I am still a novice in the nonprofit world, though luckily every day at the PCNRC I get to soak up some new information, wisdom, or advice. Although I can’t offer a specific experience of working at a nonprofit or being on a board, I do have the experience of being a local community member for most of my life, so my intern insight comes from my experience with nonprofits as a community member, on the other side of the important relationship between nonprofits and the communities they serve.
So, how can a nonprofit appeal to and engage the community and donors? Here a few things to think about:
One facet of nonprofits where this question can be asked is fundraising projects. In an article in Nonprofit World, writer Gail Perry tells of a successful campaign by Second Harvest in Toronto for a food truck. What made the campaign so successful was the personification of the food truck in the campaign. In letters, on the web site, and in thank you’s, the truck was its own mascot that spoke for itself and gave people a character to root for and support. By giving to the campaign, donors could both help the nonprofit obtain a food truck with the added satisfaction of a thank you from the friendly food truck character.
The image of a talking food truck tied a fundraising goal to a concrete image, making it memorable to donors and to the community.
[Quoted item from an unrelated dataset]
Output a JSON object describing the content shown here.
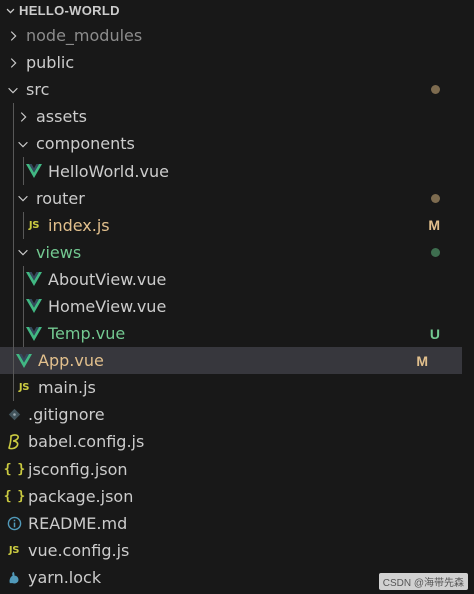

That’s more effective than just simply asking for money. Although this type of fundraising strategy won’t work with every campaign, visual representations are important to any project.
Another thing to think about is your space, as it’s another visual representation of your organization in the community. At a PCNRC event, I had the pleasure of talking with someone about a new event the nonprofit he works for had recently put on. Through the new event, a space that mostly caters to children was opened and adapted to offer a new cultural experience to an older age group. What got me most excited about the event was the idea of opening up the space to a different audience, and adapting it to expand the impact and outreach of the nonprofit.
Even if your organization doesn’t have a space that can be opened to the public or used for events, think about how places and spaces have an effect on your mission. For example, if you want to gain support for a new trail or to plant more trees you might have an event outdoors. If your goal is renovation, continually engage the community in the space through pictures or open houses (when safe of course). Engagement in the community is about openness. If you’re anything like me, the chance to see a new place is a big draw to get me to participate in an event or engage in a organization.
There are also many innovative ways in which organizations are using spaces. In Denver, there are 60 international-development agencies that all work in a 19th century horse barn. Another example is the conversion of an old UPS truck into a mobile farm stand.* Those uses of space would definitely draw some attention from the community!
The mission of a nonprofit is a statement that should clearly explain why the organization exists. One way to make that mission more striking and memorable is to represent it through images. This goes back to having concrete images that people can associate with your organization’s work. Even just one profound image can encapsulate the mission.
For example, I was recently in a nonprofit whose meeting room was lined with pictures of all the groups they had aided throughout their history. Looking around the room, I could clearly see how the mission of the organization had been carried out in the community. Having images that present your mission gives the community something to remember both the mission and nonprofit by.
*both examples are from The Chronicle of Philanthropy, July 2015